■ **Action item**:
In the data that follows, find each line containing "Export" and copy it.

■ **Entries supplied**:
—————
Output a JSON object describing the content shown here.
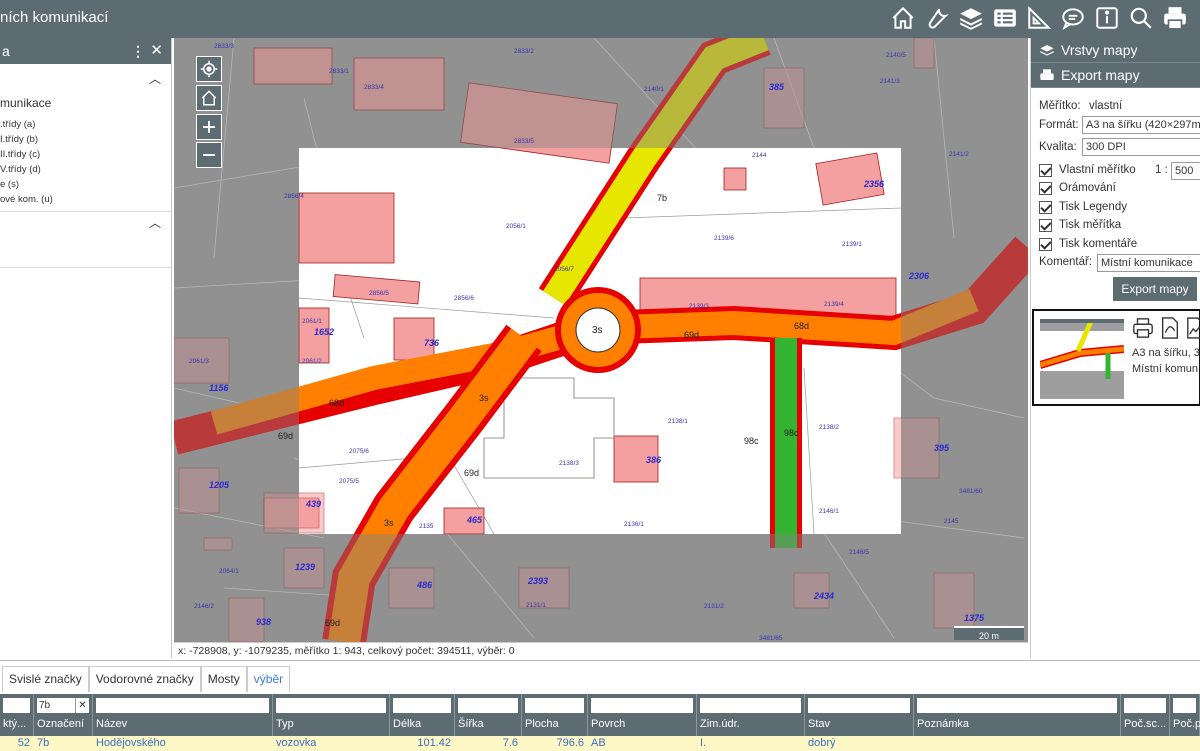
{
  "app": {
    "title": "ních komunikací"
  },
  "toolbar": [
    "home-icon",
    "wrench-icon",
    "layers-icon",
    "list-icon",
    "ruler-icon",
    "comment-icon",
    "info-icon",
    "search-icon",
    "print-icon"
  ],
  "left_panel": {
    "header": "a",
    "title": "munikace",
    "legend": [
      {
        "label": ".třídy (a)",
        "color": "#d40000"
      },
      {
        "label": "I.třídy (b)",
        "color": "#ff8c00"
      },
      {
        "label": "II.třídy (c)",
        "color": "#e8e800"
      },
      {
        "label": "V.třídy (d)",
        "color": "#3cb93c"
      },
      {
        "label": "e (s)",
        "color": "#888888"
      },
      {
        "label": "ové kom. (u)",
        "color": "#aaaaaa"
      }
    ]
  },
  "map": {
    "coord_text": "x: -728908, y: -1079235, měřítko 1: 943, celkový počet: 394511, výběr: 0",
    "scale_label": "20 m",
    "roundabout_label": "3s",
    "road_labels": [
      "7b",
      "68d",
      "69d",
      "68d",
      "69d",
      "3s",
      "3s",
      "69d",
      "69d",
      "98c",
      "98c"
    ],
    "house_numbers": [
      "385",
      "2356",
      "2306",
      "1652",
      "736",
      "1156",
      "395",
      "386",
      "439",
      "1205",
      "465",
      "1239",
      "486",
      "2393",
      "2434",
      "938",
      "1375"
    ],
    "parcels": [
      "2833/3",
      "2833/1",
      "2833/2",
      "2833/4",
      "2833/5",
      "2856/4",
      "2056/1",
      "2056/7",
      "2856/5",
      "2856/6",
      "2139/1",
      "2139/6",
      "2139/3",
      "2139/4",
      "2138/1",
      "2138/3",
      "2138/2",
      "2136/1",
      "2135",
      "2146/1",
      "2146/5",
      "2075/6",
      "2075/5",
      "2061/1",
      "2061/2",
      "2061/3",
      "2064/1",
      "2146/2",
      "2131/2",
      "2131/1",
      "3481/65",
      "3481/60",
      "2145",
      "2144",
      "2140/1",
      "2140/5",
      "2141/3",
      "2141/2"
    ]
  },
  "right_panel": {
    "layers_title": "Vrstvy mapy",
    "export_title": "Export mapy",
    "scale_label": "Měřítko:",
    "scale_value": "vlastní",
    "format_label": "Formát:",
    "format_value": "A3 na šířku (420×297mm)",
    "quality_label": "Kvalita:",
    "quality_value": "300 DPI",
    "own_scale_label": "Vlastní měřítko",
    "own_scale_prefix": "1 :",
    "own_scale_value": "500",
    "checks": [
      "Orámování",
      "Tisk Legendy",
      "Tisk měřítka",
      "Tisk komentáře"
    ],
    "comment_label": "Komentář:",
    "comment_value": "Místní komunikace",
    "export_button": "Export mapy",
    "preview_line1": "A3 na šířku, 3",
    "preview_line2": "Místní komun"
  },
  "bottom": {
    "tabs": [
      "Svislé značky",
      "Vodorovné značky",
      "Mosty",
      "výběr"
    ],
    "columns": [
      {
        "header": "ktý...",
        "filter": ""
      },
      {
        "header": "Označení",
        "filter": "7b"
      },
      {
        "header": "Název",
        "filter": ""
      },
      {
        "header": "Typ",
        "filter": ""
      },
      {
        "header": "Délka",
        "filter": ""
      },
      {
        "header": "Šířka",
        "filter": ""
      },
      {
        "header": "Plocha",
        "filter": ""
      },
      {
        "header": "Povrch",
        "filter": ""
      },
      {
        "header": "Zim.údr.",
        "filter": ""
      },
      {
        "header": "Stav",
        "filter": ""
      },
      {
        "header": "Poznámka",
        "filter": ""
      },
      {
        "header": "Poč.sc...",
        "filter": ""
      },
      {
        "header": "Poč.p...",
        "filter": ""
      }
    ],
    "row": [
      "52",
      "7b",
      "Hodějovského",
      "vozovka",
      "101.42",
      "7.6",
      "796.6",
      "AB",
      "I.",
      "dobrý",
      "",
      "",
      ""
    ]
  },
  "colors": {
    "header": "#5d6b73",
    "map_bg": "#9e9e9e",
    "road_red": "#e60000",
    "road_orange": "#ff8000",
    "road_yellow": "#e6e600",
    "road_green": "#33b533",
    "building": "#f4a0a0"
  }
}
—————
■ **Response to the exercise**:
    "export_title": "Export mapy",
    "export_button": "Export mapy",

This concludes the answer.